Following the rapid rise of Groupon it seems like everyone from Google to Amazon is now offering some version of deals. A few months ago I signed up for Visa Mobile Offers and had an interesting experience with their program.


Last weekend I visited The Gap and bought jeans and then I went to a specialty running store and bought shoes. While I was riding the train back to my apartment, I received an offer from Lands’ End, followed by an offer from


Based on the timing and nature of the offers it was clear that my purchases triggered the offers. As a marketer I thought it was powerful that they had the capability to make a message pop up on my phone in such a timely manner based on my purchase history at competitors; however, I had no interest in either of these offers.


What was I supposed to do? Return everything that I had just spent the morning purchasing, re-purchase the same items from the websites that were sending me the message, and then wait for the items that were literally already in my hands to be shipped to me (it was online only)? That seems like a lot of hassle to get some airline miles, which is what they offered.
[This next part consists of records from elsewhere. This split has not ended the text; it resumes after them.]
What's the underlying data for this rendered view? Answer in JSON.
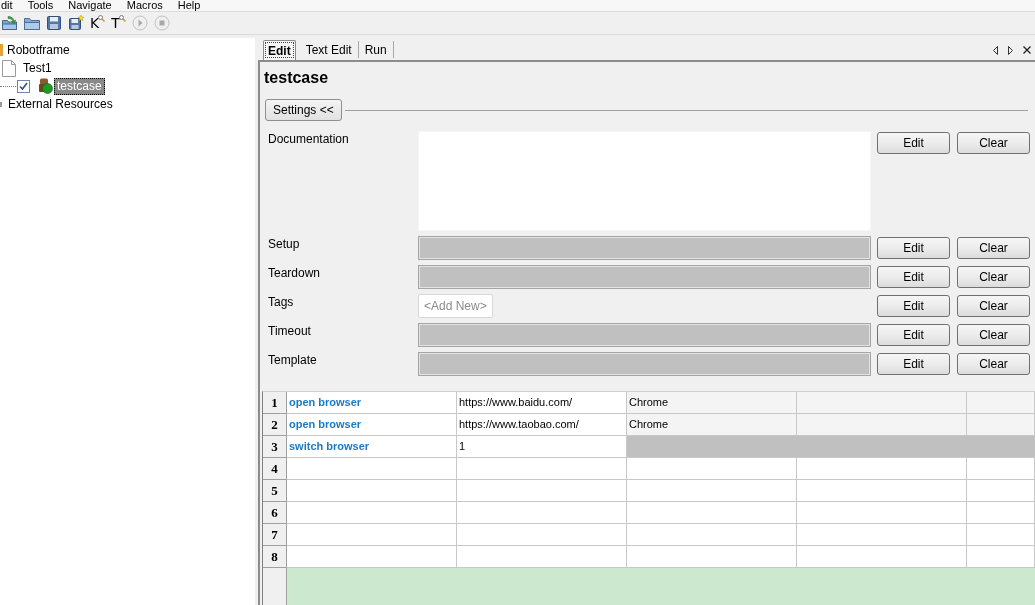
{
  "menu_bar": {
    "items": [
      "dit",
      "Tools",
      "Navigate",
      "Macros",
      "Help"
    ]
  },
  "toolbar": {
    "buttons": [
      {
        "kind": "open",
        "disabled": false
      },
      {
        "kind": "folder",
        "disabled": false
      },
      {
        "kind": "save",
        "disabled": false
      },
      {
        "kind": "save_all",
        "disabled": false
      },
      {
        "kind": "search",
        "label": "K",
        "disabled": false
      },
      {
        "kind": "search",
        "label": "T",
        "disabled": false
      },
      {
        "kind": "run",
        "disabled": true
      },
      {
        "kind": "stop",
        "disabled": true
      }
    ]
  },
  "tree": {
    "items": [
      {
        "label": "Robotframe",
        "kind": "project",
        "selected": false,
        "children": [
          {
            "label": "Test1",
            "kind": "suite",
            "selected": false,
            "children": [
              {
                "label": "testcase",
                "kind": "test",
                "selected": true,
                "checked": true
              }
            ]
          }
        ]
      },
      {
        "label": "External Resources",
        "kind": "resources",
        "selected": false
      }
    ]
  },
  "editor": {
    "tabs": [
      {
        "label": "Edit",
        "selected": true
      },
      {
        "label": "Text Edit",
        "selected": false
      },
      {
        "label": "Run",
        "selected": false
      }
    ],
    "title": "testcase",
    "settings_toggle": "Settings <<",
    "settings": [
      {
        "label": "Documentation",
        "kind": "documentation",
        "buttons": [
          "Edit",
          "Clear"
        ]
      },
      {
        "label": "Setup",
        "kind": "value",
        "buttons": [
          "Edit",
          "Clear"
        ]
      },
      {
        "label": "Teardown",
        "kind": "value",
        "buttons": [
          "Edit",
          "Clear"
        ]
      },
      {
        "label": "Tags",
        "kind": "tags",
        "add_new": "<Add New>",
        "buttons": [
          "Edit",
          "Clear"
        ]
      },
      {
        "label": "Timeout",
        "kind": "value",
        "buttons": [
          "Edit",
          "Clear"
        ]
      },
      {
        "label": "Template",
        "kind": "value",
        "buttons": [
          "Edit",
          "Clear"
        ]
      }
    ],
    "grid": {
      "rows": [
        {
          "number": "1",
          "cells": [
            {
              "kind": "keyword",
              "text": "open browser"
            },
            {
              "kind": "argument",
              "text": "https://www.baidu.com/"
            },
            {
              "kind": "optional",
              "text": "Chrome"
            },
            {
              "kind": "optional"
            },
            {
              "kind": "optional"
            }
          ]
        },
        {
          "number": "2",
          "cells": [
            {
              "kind": "keyword",
              "text": "open browser"
            },
            {
              "kind": "argument",
              "text": "https://www.taobao.com/"
            },
            {
              "kind": "optional",
              "text": "Chrome"
            },
            {
              "kind": "optional"
            },
            {
              "kind": "optional"
            }
          ]
        },
        {
          "number": "3",
          "cells": [
            {
              "kind": "keyword",
              "text": "switch browser"
            },
            {
              "kind": "argument",
              "text": "1"
            },
            {
              "kind": "unavailable"
            },
            {
              "kind": "unavailable"
            },
            {
              "kind": "unavailable"
            }
          ]
        },
        {
          "number": "4",
          "cells": [
            {
              "kind": "empty"
            },
            {
              "kind": "empty"
            },
            {
              "kind": "empty"
            },
            {
              "kind": "empty"
            },
            {
              "kind": "empty"
            }
          ]
        },
        {
          "number": "5",
          "cells": [
            {
              "kind": "empty"
            },
            {
              "kind": "empty"
            },
            {
              "kind": "empty"
            },
            {
              "kind": "empty"
            },
            {
              "kind": "empty"
            }
          ]
        },
        {
          "number": "6",
          "cells": [
            {
              "kind": "empty"
            },
            {
              "kind": "empty"
            },
            {
              "kind": "empty"
            },
            {
              "kind": "empty"
            },
            {
              "kind": "empty"
            }
          ]
        },
        {
          "number": "7",
          "cells": [
            {
              "kind": "empty"
            },
            {
              "kind": "empty"
            },
            {
              "kind": "empty"
            },
            {
              "kind": "empty"
            },
            {
              "kind": "empty"
            }
          ]
        },
        {
          "number": "8",
          "cells": [
            {
              "kind": "empty"
            },
            {
              "kind": "empty"
            },
            {
              "kind": "empty"
            },
            {
              "kind": "empty"
            },
            {
              "kind": "empty"
            }
          ]
        }
      ]
    }
  }
}
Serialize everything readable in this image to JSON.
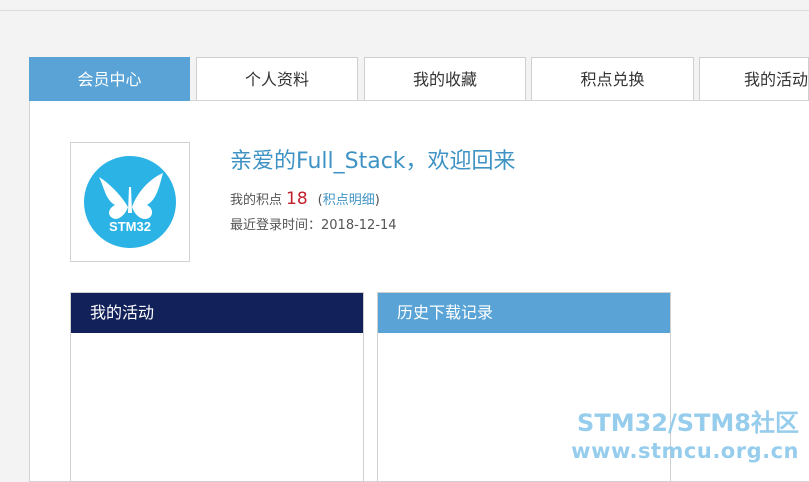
{
  "tabs": [
    {
      "label": "会员中心",
      "active": true
    },
    {
      "label": "个人资料",
      "active": false
    },
    {
      "label": "我的收藏",
      "active": false
    },
    {
      "label": "积点兑换",
      "active": false
    },
    {
      "label": "我的活动",
      "active": false
    }
  ],
  "profile": {
    "avatar_text": "STM32",
    "welcome": "亲爱的Full_Stack，欢迎回来",
    "points_label": "我的积点",
    "points_value": "18",
    "points_link_open": "(",
    "points_link": "积点明细",
    "points_link_close": ")",
    "last_login_label": "最近登录时间：",
    "last_login_value": "2018-12-14"
  },
  "boxes": {
    "activity_title": "我的活动",
    "history_title": "历史下载记录"
  },
  "watermark": {
    "line1": "STM32/STM8社区",
    "line2": "www.stmcu.org.cn"
  },
  "colors": {
    "accent": "#5aa3d6",
    "navy": "#13215a",
    "points": "#c2202c",
    "link": "#3f93c4",
    "logo_circle": "#2bb3e6"
  }
}
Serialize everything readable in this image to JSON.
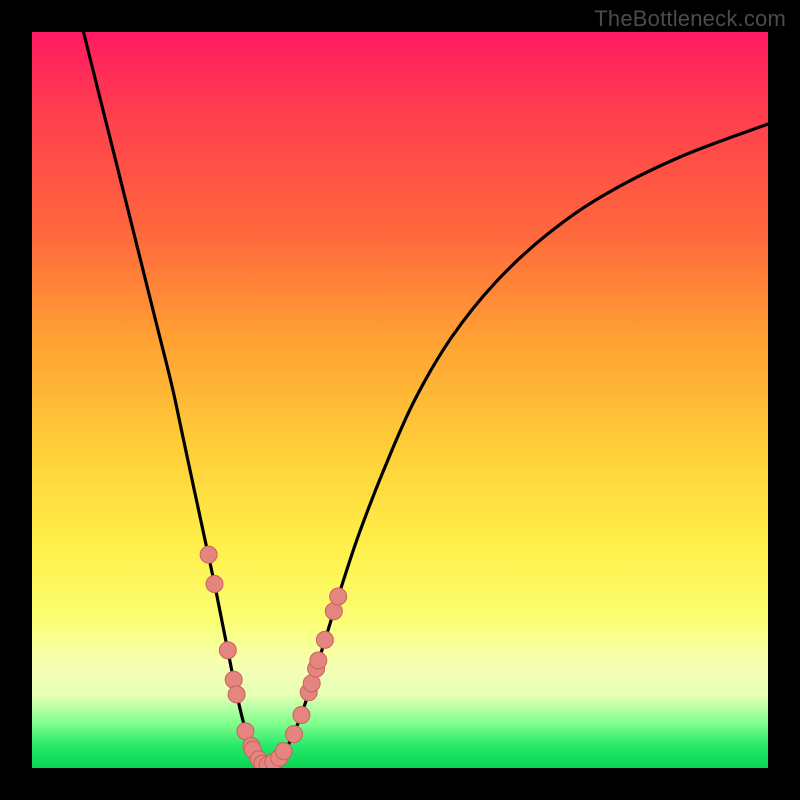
{
  "watermark": "TheBottleneck.com",
  "colors": {
    "frame": "#000000",
    "curve": "#000000",
    "marker_fill": "#e4857f",
    "marker_stroke": "#c9635c",
    "gradient_top": "#ff1a62",
    "gradient_bottom": "#08d553"
  },
  "chart_data": {
    "type": "line",
    "title": "",
    "xlabel": "",
    "ylabel": "",
    "xlim": [
      0,
      100
    ],
    "ylim": [
      0,
      100
    ],
    "grid": false,
    "legend": false,
    "curve_left_xy": [
      [
        7,
        100
      ],
      [
        9,
        92
      ],
      [
        11,
        84
      ],
      [
        13,
        76
      ],
      [
        15,
        68
      ],
      [
        17,
        60
      ],
      [
        19,
        52
      ],
      [
        20.5,
        45
      ],
      [
        22,
        38
      ],
      [
        23.5,
        31
      ],
      [
        24.8,
        25
      ],
      [
        25.8,
        20
      ],
      [
        26.8,
        15
      ],
      [
        27.6,
        11
      ],
      [
        28.4,
        7.5
      ],
      [
        29.2,
        4.5
      ],
      [
        30,
        2.5
      ],
      [
        31,
        1.0
      ],
      [
        31.9,
        0.2
      ]
    ],
    "curve_right_xy": [
      [
        31.9,
        0.2
      ],
      [
        33.5,
        1.2
      ],
      [
        35,
        3.5
      ],
      [
        36.5,
        7
      ],
      [
        38,
        11.5
      ],
      [
        40,
        18
      ],
      [
        42,
        24.5
      ],
      [
        44.5,
        32
      ],
      [
        48,
        41
      ],
      [
        52,
        50
      ],
      [
        57,
        58.5
      ],
      [
        63,
        66
      ],
      [
        70,
        72.5
      ],
      [
        78,
        78
      ],
      [
        88,
        83
      ],
      [
        100,
        87.5
      ]
    ],
    "markers_xy": [
      [
        24.0,
        29.0
      ],
      [
        24.8,
        25.0
      ],
      [
        26.6,
        16.0
      ],
      [
        27.4,
        12.0
      ],
      [
        27.8,
        10.0
      ],
      [
        29.0,
        5.0
      ],
      [
        29.8,
        3.0
      ],
      [
        30.0,
        2.5
      ],
      [
        30.8,
        1.2
      ],
      [
        31.3,
        0.6
      ],
      [
        32.0,
        0.4
      ],
      [
        32.8,
        0.8
      ],
      [
        33.6,
        1.4
      ],
      [
        34.2,
        2.3
      ],
      [
        35.6,
        4.6
      ],
      [
        36.6,
        7.2
      ],
      [
        37.6,
        10.3
      ],
      [
        38.0,
        11.5
      ],
      [
        38.6,
        13.5
      ],
      [
        38.9,
        14.6
      ],
      [
        39.8,
        17.4
      ],
      [
        41.0,
        21.3
      ],
      [
        41.6,
        23.3
      ]
    ],
    "vertex_x": 31.9,
    "notes": "Axes are unlabeled in the source image; values are approximate readings in 0–100 normalized coordinates from pixel positions. The chart depicts a V-shaped bottleneck curve with scattered pink data markers clustered around the valley, over a vertical red→green heat gradient."
  }
}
I’m sure that some people went through that whole process, but it seemed backwards to me that they were reacting when they probably had the information to be predicting.


I went back and actually read the terms and conditions of Visa Mobile Offers to see what information I had agreed to let them use. It turns out the program gives them access to pretty much all of my credit card data:

• Where you use your enrolled Visa card to make a purchase, which may be at a physical store or online

• The type of merchant where you make a purchase with your enrolled Visa card

• Purchases at the Merchant and its affiliated brands

• Time of day of your transaction

• Transaction count

• Transaction amount

• Profile information

My Visa card is my primary credit card that I use to pay for pretty much everything. So they have an extremely rich data set that could be used to drive some interesting offers.


They could see that I often times buy coffee in the morning, but that I rarely go to Starbucks. They could send me offers for Starbucks 30 minutes before I usually get my morning coffee. That would be timely.


They could conclude that I likely don’t have a car from the fact that I never buy gas and I’ve taken a taxi multiple times. Perhaps Zipcar would be relevant to me.


They could see that I’ve made purchases at sporting goods stores and send me proactive offers speaking to my interest in sports… However, I didn’t get any of these hypothetical offers, which is pretty disappointing.


There’s a lot of talk around the potential of mobile marketing and big data, but that potential is oftentimes just hype because the wealth of information that is buried in the data is not leveraged to its potential.


Posted by Matt Siedlecki on 10/09